The bill required school districts to seek approval from the state superintendent of education for classes and provided each district $100 annually per student. Although the state schools had opened years before in Faribault, no previous legislation had authorized and funded classes in local school districts. The measure passed readily. The law didn’t create a comprehensive special education program. School districts didn’t have to participate. Except for children with speech defects, each special class had to have at least five children, a limiting factor in smaller communities. The state superintendent established standards in 1919 for enrollment of children deemed “mental subnormal” that excluded children with an IQ less than 50 because they were considered “too defective for proper care and training in the public schools.” Rather than stay at home, these children were to be sent to the state school in Faribault. Children with an IQ between 50 and 75 were to be committed to Faribault upon leaving public school.
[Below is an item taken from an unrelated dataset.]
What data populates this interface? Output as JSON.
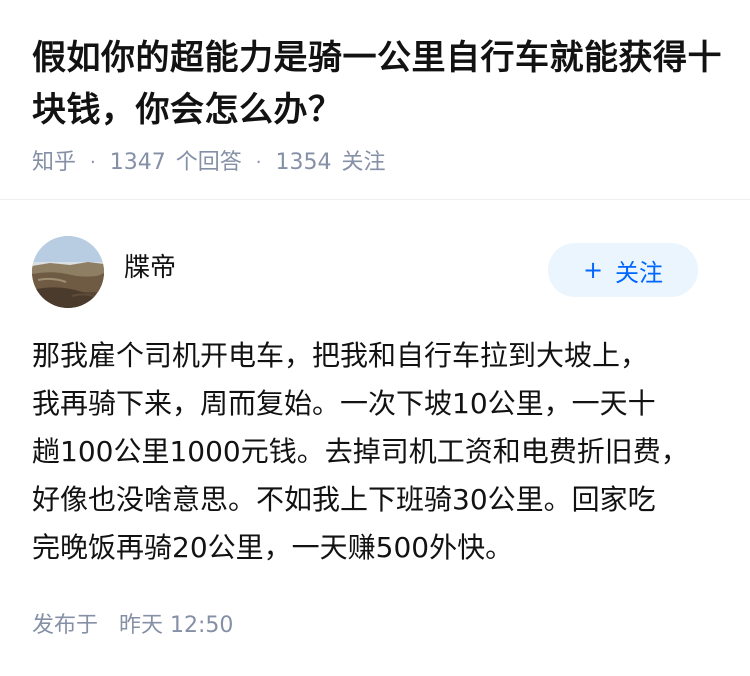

The legislature took no side as to whether deaf children should be taught to sign or speak. Rather, it required a combined system using oral, aural, manual and every other method of communication known to the profession. The 1919 legislature applied the state’s compulsory education law to blind children younger than age 16 if a class was established by the local school district, unless the child was sent to the School for the Blind. Children with speech defects went to regular classes, but were taken to separate classrooms and then treated as special cases.
For decades, however, school districts didn’t have to enroll any children with disabilities. Only in 1957 did the legislature require schools to serve all “educable” children. The 1957 legislature continued to allow school districts to choose whether to educate “trainable” children, those who might be expected “to profit in a social, emotional or physical way from a program of teaching and training.”
In 1965, the Minnesota Department of Education still limited eligibility for these classes to children with an IQ above 30, who were continent, who could communicate needs to others, and who had no physical or sensory deficits that would take a “disproportionate” amount of the teacher’s time. The legislature didn’t require school districts to enroll “trainable” children until 1971, but even then only children who met this limited standard. Only in 1985 did lawmakers eliminate the distinction between “educable” and “trainable” children and require school districts to enroll all children with disabilities. (Many documents establishing state standards for special education may be found in the special education document section of With an Eye to the Past on the state council website listed below.)
Access Press is interested in reader submissions for the monthly History Note column, to complement the articles written by Luther Granquist and other contributors. Submissions must center on events, people and places in the history of Minnesota’s disability community. We are interested in history that focuses on all types of disability topics, so long as the history has a tie to Minnesota. We are especially interested in stories from Greater Minnesota. Please submit ideas prior to submitting full stories, as we may have covered the topic before. Contact us at email@example.com or 651-644-2133 if you have questions. The History Note is a monthly column sponsored by the Minnesota Governor’s Council on Developmental Disabilities.